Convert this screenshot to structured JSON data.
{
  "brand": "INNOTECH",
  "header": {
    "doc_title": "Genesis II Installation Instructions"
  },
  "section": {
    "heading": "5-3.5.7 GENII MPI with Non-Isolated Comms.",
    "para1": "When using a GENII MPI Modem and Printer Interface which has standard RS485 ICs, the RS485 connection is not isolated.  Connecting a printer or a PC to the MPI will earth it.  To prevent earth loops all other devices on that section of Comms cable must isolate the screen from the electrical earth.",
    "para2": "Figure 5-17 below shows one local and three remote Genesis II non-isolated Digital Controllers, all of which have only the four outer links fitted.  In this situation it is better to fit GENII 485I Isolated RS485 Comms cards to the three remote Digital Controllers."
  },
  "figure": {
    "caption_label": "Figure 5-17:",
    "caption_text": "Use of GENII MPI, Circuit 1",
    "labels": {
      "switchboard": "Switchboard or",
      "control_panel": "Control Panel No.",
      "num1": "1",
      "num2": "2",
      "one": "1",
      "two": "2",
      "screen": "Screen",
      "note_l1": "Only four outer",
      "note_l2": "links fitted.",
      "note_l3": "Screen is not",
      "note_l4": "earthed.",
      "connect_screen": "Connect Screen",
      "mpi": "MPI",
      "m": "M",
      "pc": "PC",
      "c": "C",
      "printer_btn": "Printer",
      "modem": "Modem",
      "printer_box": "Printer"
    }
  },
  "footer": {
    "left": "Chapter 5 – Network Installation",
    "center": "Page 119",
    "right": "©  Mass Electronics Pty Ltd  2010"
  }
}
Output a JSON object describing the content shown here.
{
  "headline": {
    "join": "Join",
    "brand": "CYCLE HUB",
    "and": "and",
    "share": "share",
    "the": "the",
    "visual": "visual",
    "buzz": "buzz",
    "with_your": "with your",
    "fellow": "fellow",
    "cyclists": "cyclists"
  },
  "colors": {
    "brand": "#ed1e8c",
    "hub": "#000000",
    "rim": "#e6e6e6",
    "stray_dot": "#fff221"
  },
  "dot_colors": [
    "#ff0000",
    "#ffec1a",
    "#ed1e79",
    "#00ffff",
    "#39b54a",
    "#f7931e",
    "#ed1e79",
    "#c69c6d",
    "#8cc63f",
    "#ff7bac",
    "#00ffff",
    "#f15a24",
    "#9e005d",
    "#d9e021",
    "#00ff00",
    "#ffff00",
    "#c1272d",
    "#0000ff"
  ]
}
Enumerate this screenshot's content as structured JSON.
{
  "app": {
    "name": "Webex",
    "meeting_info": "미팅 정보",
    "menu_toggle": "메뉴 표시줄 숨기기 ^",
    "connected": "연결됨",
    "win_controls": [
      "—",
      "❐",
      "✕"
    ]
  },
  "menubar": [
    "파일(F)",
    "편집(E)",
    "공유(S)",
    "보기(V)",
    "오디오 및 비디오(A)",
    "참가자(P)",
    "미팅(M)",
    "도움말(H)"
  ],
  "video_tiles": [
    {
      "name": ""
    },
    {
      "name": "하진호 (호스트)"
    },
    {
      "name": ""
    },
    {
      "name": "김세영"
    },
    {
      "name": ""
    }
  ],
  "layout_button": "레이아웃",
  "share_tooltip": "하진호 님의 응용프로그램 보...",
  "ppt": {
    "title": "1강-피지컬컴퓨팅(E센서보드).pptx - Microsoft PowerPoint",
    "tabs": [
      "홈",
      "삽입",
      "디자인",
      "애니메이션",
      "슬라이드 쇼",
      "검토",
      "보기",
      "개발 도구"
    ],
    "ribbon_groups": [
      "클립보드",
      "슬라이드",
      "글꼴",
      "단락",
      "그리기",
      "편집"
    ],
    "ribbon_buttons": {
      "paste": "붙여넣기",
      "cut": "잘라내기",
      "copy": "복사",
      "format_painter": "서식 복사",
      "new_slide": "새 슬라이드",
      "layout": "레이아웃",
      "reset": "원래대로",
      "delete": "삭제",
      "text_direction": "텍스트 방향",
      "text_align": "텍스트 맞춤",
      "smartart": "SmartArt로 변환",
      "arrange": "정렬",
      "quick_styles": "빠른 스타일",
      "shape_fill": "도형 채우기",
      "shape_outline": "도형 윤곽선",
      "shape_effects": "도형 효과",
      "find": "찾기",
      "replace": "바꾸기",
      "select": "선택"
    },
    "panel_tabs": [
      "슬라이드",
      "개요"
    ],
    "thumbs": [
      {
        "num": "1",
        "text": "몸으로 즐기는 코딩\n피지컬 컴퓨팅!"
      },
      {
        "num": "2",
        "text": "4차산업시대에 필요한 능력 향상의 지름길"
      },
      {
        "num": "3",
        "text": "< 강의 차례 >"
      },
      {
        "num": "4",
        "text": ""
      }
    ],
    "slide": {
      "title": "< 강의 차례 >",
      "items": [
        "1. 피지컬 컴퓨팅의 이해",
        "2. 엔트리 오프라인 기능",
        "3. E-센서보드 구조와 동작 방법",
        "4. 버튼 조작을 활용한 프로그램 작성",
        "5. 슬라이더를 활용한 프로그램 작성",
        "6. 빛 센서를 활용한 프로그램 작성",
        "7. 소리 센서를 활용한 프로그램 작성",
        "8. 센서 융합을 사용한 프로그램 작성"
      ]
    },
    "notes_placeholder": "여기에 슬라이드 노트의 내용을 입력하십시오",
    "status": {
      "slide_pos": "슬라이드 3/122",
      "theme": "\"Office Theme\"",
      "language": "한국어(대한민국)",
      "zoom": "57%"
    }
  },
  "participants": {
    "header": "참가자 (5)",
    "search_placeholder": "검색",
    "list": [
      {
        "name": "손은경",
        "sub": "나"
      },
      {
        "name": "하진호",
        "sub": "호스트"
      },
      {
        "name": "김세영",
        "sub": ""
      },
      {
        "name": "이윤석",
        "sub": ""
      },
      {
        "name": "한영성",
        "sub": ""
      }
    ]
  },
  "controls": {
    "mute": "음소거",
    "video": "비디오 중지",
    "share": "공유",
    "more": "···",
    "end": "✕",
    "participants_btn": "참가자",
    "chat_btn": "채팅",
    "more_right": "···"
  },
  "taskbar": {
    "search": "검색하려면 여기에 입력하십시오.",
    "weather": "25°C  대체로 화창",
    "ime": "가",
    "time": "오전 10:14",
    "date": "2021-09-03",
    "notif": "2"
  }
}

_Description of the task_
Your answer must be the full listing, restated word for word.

_Exercise solution_
Convert this screenshot to structured JSON data.
{
  "brand": "INNOTECH",
  "header": {
    "doc_title": "Genesis II Installation Instructions"
  },
  "section": {
    "heading": "5-3.5.7 GENII MPI with Non-Isolated Comms.",
    "para1": "When using a GENII MPI Modem and Printer Interface which has standard RS485 ICs, the RS485 connection is not isolated.  Connecting a printer or a PC to the MPI will earth it.  To prevent earth loops all other devices on that section of Comms cable must isolate the screen from the electrical earth.",
    "para2": "Figure 5-17 below shows one local and three remote Genesis II non-isolated Digital Controllers, all of which have only the four outer links fitted.  In this situation it is better to fit GENII 485I Isolated RS485 Comms cards to the three remote Digital Controllers."
  },
  "figure": {
    "caption_label": "Figure 5-17:",
    "caption_text": "Use of GENII MPI, Circuit 1",
    "labels": {
      "switchboard": "Switchboard or",
      "control_panel": "Control Panel No.",
      "num1": "1",
      "num2": "2",
      "one": "1",
      "two": "2",
      "screen": "Screen",
      "note_l1": "Only four outer",
      "note_l2": "links fitted.",
      "note_l3": "Screen is not",
      "note_l4": "earthed.",
      "connect_screen": "Connect Screen",
      "mpi": "MPI",
      "m": "M",
      "pc": "PC",
      "c": "C",
      "printer_btn": "Printer",
      "modem": "Modem",
      "printer_box": "Printer"
    }
  },
  "footer": {
    "left": "Chapter 5 – Network Installation",
    "center": "Page 119",
    "right": "©  Mass Electronics Pty Ltd  2010"
  }
}
Output a JSON object describing the content shown here.
{
  "headline": {
    "join": "Join",
    "brand": "CYCLE HUB",
    "and": "and",
    "share": "share",
    "the": "the",
    "visual": "visual",
    "buzz": "buzz",
    "with_your": "with your",
    "fellow": "fellow",
    "cyclists": "cyclists"
  },
  "colors": {
    "brand": "#ed1e8c",
    "hub": "#000000",
    "rim": "#e6e6e6",
    "stray_dot": "#fff221"
  },
  "dot_colors": [
    "#ff0000",
    "#ffec1a",
    "#ed1e79",
    "#00ffff",
    "#39b54a",
    "#f7931e",
    "#ed1e79",
    "#c69c6d",
    "#8cc63f",
    "#ff7bac",
    "#00ffff",
    "#f15a24",
    "#9e005d",
    "#d9e021",
    "#00ff00",
    "#ffff00",
    "#c1272d",
    "#0000ff"
  ]
}
Enumerate this screenshot's content as structured JSON.
{
  "app": {
    "name": "Webex",
    "meeting_info": "미팅 정보",
    "menu_toggle": "메뉴 표시줄 숨기기 ^",
    "connected": "연결됨",
    "win_controls": [
      "—",
      "❐",
      "✕"
    ]
  },
  "menubar": [
    "파일(F)",
    "편집(E)",
    "공유(S)",
    "보기(V)",
    "오디오 및 비디오(A)",
    "참가자(P)",
    "미팅(M)",
    "도움말(H)"
  ],
  "video_tiles": [
    {
      "name": ""
    },
    {
      "name": "하진호 (호스트)"
    },
    {
      "name": ""
    },
    {
      "name": "김세영"
    },
    {
      "name": ""
    }
  ],
  "layout_button": "레이아웃",
  "share_tooltip": "하진호 님의 응용프로그램 보...",
  "ppt": {
    "title": "1강-피지컬컴퓨팅(E센서보드).pptx - Microsoft PowerPoint",
    "tabs": [
      "홈",
      "삽입",
      "디자인",
      "애니메이션",
      "슬라이드 쇼",
      "검토",
      "보기",
      "개발 도구"
    ],
    "ribbon_groups": [
      "클립보드",
      "슬라이드",
      "글꼴",
      "단락",
      "그리기",
      "편집"
    ],
    "ribbon_buttons": {
      "paste": "붙여넣기",
      "cut": "잘라내기",
      "copy": "복사",
      "format_painter": "서식 복사",
      "new_slide": "새 슬라이드",
      "layout": "레이아웃",
      "reset": "원래대로",
      "delete": "삭제",
      "text_direction": "텍스트 방향",
      "text_align": "텍스트 맞춤",
      "smartart": "SmartArt로 변환",
      "arrange": "정렬",
      "quick_styles": "빠른 스타일",
      "shape_fill": "도형 채우기",
      "shape_outline": "도형 윤곽선",
      "shape_effects": "도형 효과",
      "find": "찾기",
      "replace": "바꾸기",
      "select": "선택"
    },
    "panel_tabs": [
      "슬라이드",
      "개요"
    ],
    "thumbs": [
      {
        "num": "1",
        "text": "몸으로 즐기는 코딩\n피지컬 컴퓨팅!"
      },
      {
        "num": "2",
        "text": "4차산업시대에 필요한 능력 향상의 지름길"
      },
      {
        "num": "3",
        "text": "< 강의 차례 >"
      },
      {
        "num": "4",
        "text": ""
      }
    ],
    "slide": {
      "title": "< 강의 차례 >",
      "items": [
        "1. 피지컬 컴퓨팅의 이해",
        "2. 엔트리 오프라인 기능",
        "3. E-센서보드 구조와 동작 방법",
        "4. 버튼 조작을 활용한 프로그램 작성",
        "5. 슬라이더를 활용한 프로그램 작성",
        "6. 빛 센서를 활용한 프로그램 작성",
        "7. 소리 센서를 활용한 프로그램 작성",
        "8. 센서 융합을 사용한 프로그램 작성"
      ]
    },
    "notes_placeholder": "여기에 슬라이드 노트의 내용을 입력하십시오",
    "status": {
      "slide_pos": "슬라이드 3/122",
      "theme": "\"Office Theme\"",
      "language": "한국어(대한민국)",
      "zoom": "57%"
    }
  },
  "participants": {
    "header": "참가자 (5)",
    "search_placeholder": "검색",
    "list": [
      {
        "name": "손은경",
        "sub": "나"
      },
      {
        "name": "하진호",
        "sub": "호스트"
      },
      {
        "name": "김세영",
        "sub": ""
      },
      {
        "name": "이윤석",
        "sub": ""
      },
      {
        "name": "한영성",
        "sub": ""
      }
    ]
  },
  "controls": {
    "mute": "음소거",
    "video": "비디오 중지",
    "share": "공유",
    "more": "···",
    "end": "✕",
    "participants_btn": "참가자",
    "chat_btn": "채팅",
    "more_right": "···"
  },
  "taskbar": {
    "search": "검색하려면 여기에 입력하십시오.",
    "weather": "25°C  대체로 화창",
    "ime": "가",
    "time": "오전 10:14",
    "date": "2021-09-03",
    "notif": "2"
  }
}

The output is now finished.